BEGIN
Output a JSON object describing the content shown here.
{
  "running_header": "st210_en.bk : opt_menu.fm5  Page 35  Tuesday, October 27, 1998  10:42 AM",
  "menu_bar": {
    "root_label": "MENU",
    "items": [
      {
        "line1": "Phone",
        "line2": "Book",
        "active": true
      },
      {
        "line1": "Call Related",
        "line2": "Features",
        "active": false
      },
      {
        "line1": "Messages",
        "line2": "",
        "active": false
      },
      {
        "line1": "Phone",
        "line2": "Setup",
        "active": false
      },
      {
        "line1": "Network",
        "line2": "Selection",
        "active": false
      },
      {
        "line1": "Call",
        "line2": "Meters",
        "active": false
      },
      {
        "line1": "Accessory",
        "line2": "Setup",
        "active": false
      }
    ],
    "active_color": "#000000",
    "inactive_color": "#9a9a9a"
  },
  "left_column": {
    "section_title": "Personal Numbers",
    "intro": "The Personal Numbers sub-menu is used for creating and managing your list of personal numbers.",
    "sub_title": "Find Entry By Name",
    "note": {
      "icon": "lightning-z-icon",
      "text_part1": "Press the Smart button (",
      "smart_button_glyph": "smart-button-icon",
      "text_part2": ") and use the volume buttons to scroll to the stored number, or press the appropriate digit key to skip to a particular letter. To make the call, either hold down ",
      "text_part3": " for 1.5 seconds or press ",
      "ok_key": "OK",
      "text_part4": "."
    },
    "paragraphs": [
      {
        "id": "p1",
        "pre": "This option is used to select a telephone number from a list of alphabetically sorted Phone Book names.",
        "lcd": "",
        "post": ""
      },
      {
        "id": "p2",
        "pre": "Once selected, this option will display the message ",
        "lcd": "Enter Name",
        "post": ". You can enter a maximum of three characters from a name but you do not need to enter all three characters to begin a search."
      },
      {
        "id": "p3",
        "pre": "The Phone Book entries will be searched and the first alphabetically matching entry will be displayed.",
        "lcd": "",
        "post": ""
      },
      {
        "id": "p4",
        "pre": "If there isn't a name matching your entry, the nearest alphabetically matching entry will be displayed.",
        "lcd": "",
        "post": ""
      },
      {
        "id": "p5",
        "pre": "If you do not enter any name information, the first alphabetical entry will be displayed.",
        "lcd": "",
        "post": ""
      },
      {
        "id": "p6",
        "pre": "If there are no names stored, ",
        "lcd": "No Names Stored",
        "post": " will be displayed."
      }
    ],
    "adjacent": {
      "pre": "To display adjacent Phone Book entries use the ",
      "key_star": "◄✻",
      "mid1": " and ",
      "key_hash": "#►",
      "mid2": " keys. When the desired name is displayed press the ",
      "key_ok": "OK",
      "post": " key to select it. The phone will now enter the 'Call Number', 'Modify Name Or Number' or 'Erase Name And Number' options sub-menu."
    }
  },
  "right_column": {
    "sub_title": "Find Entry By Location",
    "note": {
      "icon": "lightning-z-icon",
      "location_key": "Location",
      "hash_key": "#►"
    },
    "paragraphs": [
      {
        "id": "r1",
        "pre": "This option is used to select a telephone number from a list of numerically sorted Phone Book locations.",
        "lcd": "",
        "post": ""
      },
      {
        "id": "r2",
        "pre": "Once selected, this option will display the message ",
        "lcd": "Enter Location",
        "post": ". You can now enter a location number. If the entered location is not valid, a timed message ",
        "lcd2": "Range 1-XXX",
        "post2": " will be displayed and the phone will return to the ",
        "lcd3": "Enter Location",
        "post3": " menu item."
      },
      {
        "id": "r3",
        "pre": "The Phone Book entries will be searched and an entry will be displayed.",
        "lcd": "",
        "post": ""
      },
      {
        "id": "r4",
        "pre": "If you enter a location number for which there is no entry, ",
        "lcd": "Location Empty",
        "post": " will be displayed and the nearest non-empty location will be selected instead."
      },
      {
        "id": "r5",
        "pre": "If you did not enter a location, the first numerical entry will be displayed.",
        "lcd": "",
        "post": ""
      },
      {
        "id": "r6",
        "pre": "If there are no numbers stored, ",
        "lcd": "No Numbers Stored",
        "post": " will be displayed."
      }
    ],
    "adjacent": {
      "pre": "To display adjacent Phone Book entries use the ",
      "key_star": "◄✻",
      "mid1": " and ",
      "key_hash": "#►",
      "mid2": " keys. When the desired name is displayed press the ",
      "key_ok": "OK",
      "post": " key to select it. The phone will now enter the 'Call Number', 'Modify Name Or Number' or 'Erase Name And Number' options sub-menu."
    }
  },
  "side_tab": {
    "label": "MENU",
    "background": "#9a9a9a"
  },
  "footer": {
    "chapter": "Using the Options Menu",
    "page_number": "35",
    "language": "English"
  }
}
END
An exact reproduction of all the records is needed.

--- Answer space ---
Output a JSON object describing the content shown here.
{
  "running_header": "st210_en.bk : opt_menu.fm5  Page 35  Tuesday, October 27, 1998  10:42 AM",
  "menu_bar": {
    "root_label": "MENU",
    "items": [
      {
        "line1": "Phone",
        "line2": "Book",
        "active": true
      },
      {
        "line1": "Call Related",
        "line2": "Features",
        "active": false
      },
      {
        "line1": "Messages",
        "line2": "",
        "active": false
      },
      {
        "line1": "Phone",
        "line2": "Setup",
        "active": false
      },
      {
        "line1": "Network",
        "line2": "Selection",
        "active": false
      },
      {
        "line1": "Call",
        "line2": "Meters",
        "active": false
      },
      {
        "line1": "Accessory",
        "line2": "Setup",
        "active": false
      }
    ],
    "active_color": "#000000",
    "inactive_color": "#9a9a9a"
  },
  "left_column": {
    "section_title": "Personal Numbers",
    "intro": "The Personal Numbers sub-menu is used for creating and managing your list of personal numbers.",
    "sub_title": "Find Entry By Name",
    "note": {
      "icon": "lightning-z-icon",
      "text_part1": "Press the Smart button (",
      "smart_button_glyph": "smart-button-icon",
      "text_part2": ") and use the volume buttons to scroll to the stored number, or press the appropriate digit key to skip to a particular letter. To make the call, either hold down ",
      "text_part3": " for 1.5 seconds or press ",
      "ok_key": "OK",
      "text_part4": "."
    },
    "paragraphs": [
      {
        "id": "p1",
        "pre": "This option is used to select a telephone number from a list of alphabetically sorted Phone Book names.",
        "lcd": "",
        "post": ""
      },
      {
        "id": "p2",
        "pre": "Once selected, this option will display the message ",
        "lcd": "Enter Name",
        "post": ". You can enter a maximum of three characters from a name but you do not need to enter all three characters to begin a search."
      },
      {
        "id": "p3",
        "pre": "The Phone Book entries will be searched and the first alphabetically matching entry will be displayed.",
        "lcd": "",
        "post": ""
      },
      {
        "id": "p4",
        "pre": "If there isn't a name matching your entry, the nearest alphabetically matching entry will be displayed.",
        "lcd": "",
        "post": ""
      },
      {
        "id": "p5",
        "pre": "If you do not enter any name information, the first alphabetical entry will be displayed.",
        "lcd": "",
        "post": ""
      },
      {
        "id": "p6",
        "pre": "If there are no names stored, ",
        "lcd": "No Names Stored",
        "post": " will be displayed."
      }
    ],
    "adjacent": {
      "pre": "To display adjacent Phone Book entries use the ",
      "key_star": "◄✻",
      "mid1": " and ",
      "key_hash": "#►",
      "mid2": " keys. When the desired name is displayed press the ",
      "key_ok": "OK",
      "post": " key to select it. The phone will now enter the 'Call Number', 'Modify Name Or Number' or 'Erase Name And Number' options sub-menu."
    }
  },
  "right_column": {
    "sub_title": "Find Entry By Location",
    "note": {
      "icon": "lightning-z-icon",
      "location_key": "Location",
      "hash_key": "#►"
    },
    "paragraphs": [
      {
        "id": "r1",
        "pre": "This option is used to select a telephone number from a list of numerically sorted Phone Book locations.",
        "lcd": "",
        "post": ""
      },
      {
        "id": "r2",
        "pre": "Once selected, this option will display the message ",
        "lcd": "Enter Location",
        "post": ". You can now enter a location number. If the entered location is not valid, a timed message ",
        "lcd2": "Range 1-XXX",
        "post2": " will be displayed and the phone will return to the ",
        "lcd3": "Enter Location",
        "post3": " menu item."
      },
      {
        "id": "r3",
        "pre": "The Phone Book entries will be searched and an entry will be displayed.",
        "lcd": "",
        "post": ""
      },
      {
        "id": "r4",
        "pre": "If you enter a location number for which there is no entry, ",
        "lcd": "Location Empty",
        "post": " will be displayed and the nearest non-empty location will be selected instead."
      },
      {
        "id": "r5",
        "pre": "If you did not enter a location, the first numerical entry will be displayed.",
        "lcd": "",
        "post": ""
      },
      {
        "id": "r6",
        "pre": "If there are no numbers stored, ",
        "lcd": "No Numbers Stored",
        "post": " will be displayed."
      }
    ],
    "adjacent": {
      "pre": "To display adjacent Phone Book entries use the ",
      "key_star": "◄✻",
      "mid1": " and ",
      "key_hash": "#►",
      "mid2": " keys. When the desired name is displayed press the ",
      "key_ok": "OK",
      "post": " key to select it. The phone will now enter the 'Call Number', 'Modify Name Or Number' or 'Erase Name And Number' options sub-menu."
    }
  },
  "side_tab": {
    "label": "MENU",
    "background": "#9a9a9a"
  },
  "footer": {
    "chapter": "Using the Options Menu",
    "page_number": "35",
    "language": "English"
  }
}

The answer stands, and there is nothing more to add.